Thanks to scholars such as Marija Gimbutas and Gerda Lerner who have studied ancient cultures centered around female fertility, we may see these little figurines as stylized images of creative power. According to Gimbutas and Lerner, the worship of female fertility is linked to what is probably the oldest religion in the world, the worship of the Mother Goddess. Archaeological evidence seem to indicate that there was indeed a time, dating back some 8,000 years and beyond, where the Goddess worship was widespread all over the ancient world, and (according to Lerner) this would imply that the Goddess’s human representatives, the priestesses, would have had a prominent presence in the social structure.  Scholars don’t like to use the term matriarchy, because we have no evidence that women actually ruled in those ancient times, but there is enough evidence to suggest that women did play a more integrated role in society. So scholars prefer to talk about matrifocal or gynocentric values.  Now, thanks to the new find of the little figurine, added to the other Venus figurines from a later date, we can perhaps move this tradition back an additional 30,000 years, and speculate that a matrifocal system may have been in effect among the Cro-Magnon humans, even as the hunters outwitted or outcompeted the Neandertals. As Lerner would say, patriarchy has only been around for some 3500 years—but for most of our time as humans, we have been matrifocal. (We will talk about all this in my Fall 2009 class, Phil 125, Philosophy of Women, by the way!) Just for the record, in my personal opinion patriarchy is not the source of all evil, as it has often been presented by radical feminism, but it is a thought-provoking idea that a tradition preceding patriarchy can perhaps be anchored that far back in time, thanks to this new piece of evidence.

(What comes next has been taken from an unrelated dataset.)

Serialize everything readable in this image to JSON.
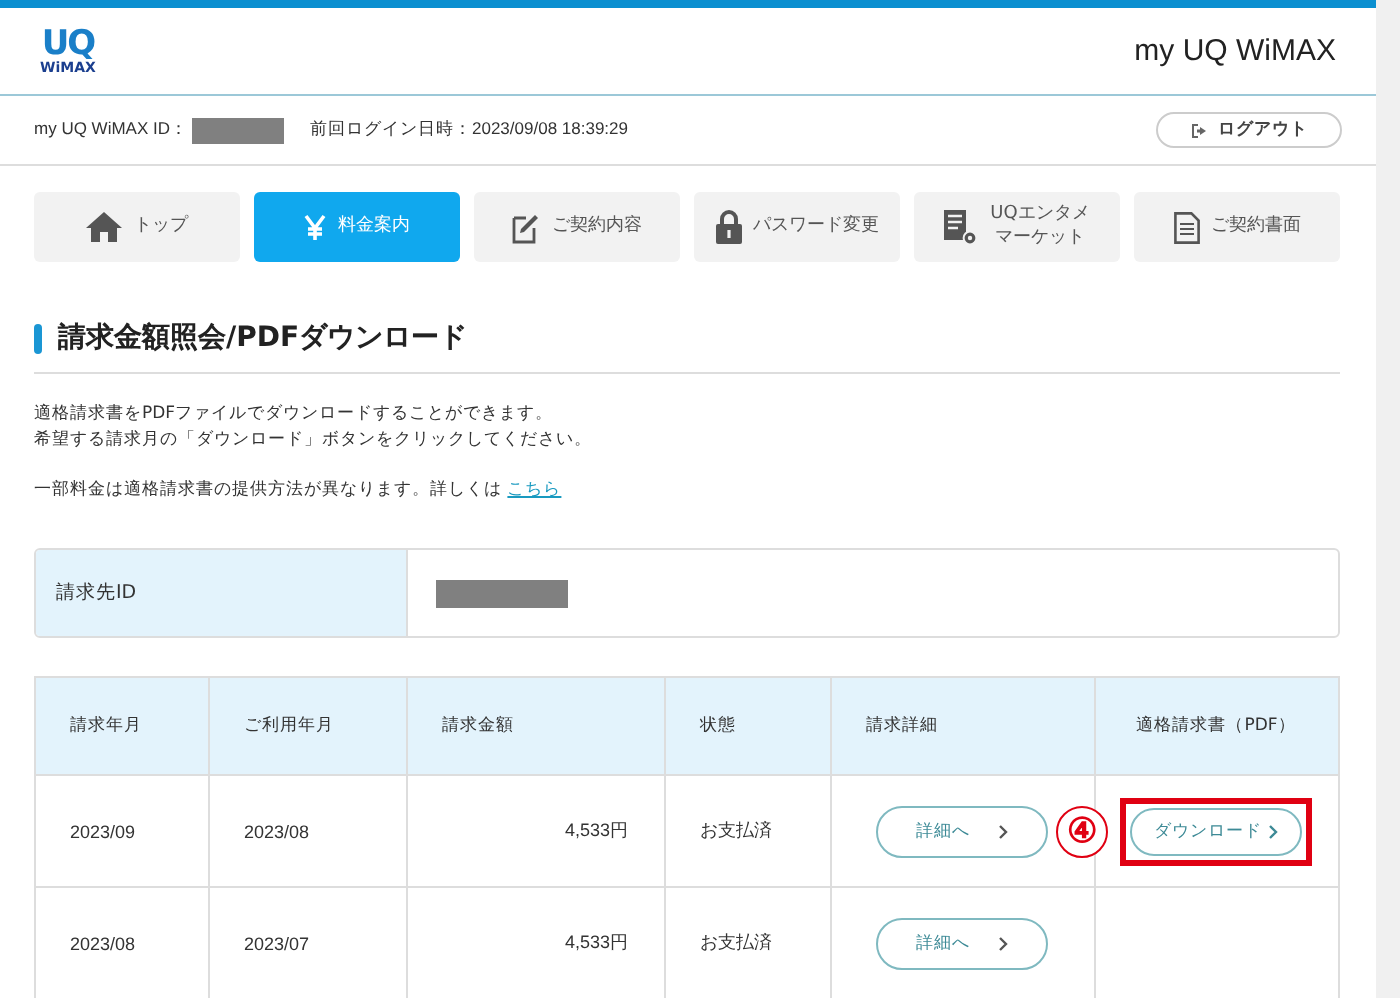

But we need not take sides about patriarchy and Goddess worship to see an additional significance to the little figurine: As a work of art, which it indisputably is, it speaks to us from across 40,000 years about the human capacity for symbolic thinking: Our language, our gestures, our artifacts, and the very ways we think utilize images and expressions to signify other images and expressions. The little headless figurine is probably intended to symbolize something: maybe Woman as such, maybe Fertility, maybe Mom, or Sweetheart, maybe the Goddess who Gives and Takes Away—we don’t know.  What we do know is that she has meant something—to he or she who carved her, and to the generations who kept her in their tribe. The little statuette has reached out, beyond the lifetime of the artist, to the future—which is what good art does. And that brings me back to the Latin proverb (translated from an even older Greek saying): Art is long, life is short. Life may be a lot longer for most of us than what the artist who carved the figurine could expect—some 30 years at the most. Still, each lifetime is not long enough to accomplish everything we’d like to accomplish, and experience and understand all there is to understand. But art ties generations together, and makes our short lives link up in a common experience transcending the individual lifespan. And thanks to the little figurine, Art just got a whole lot longer.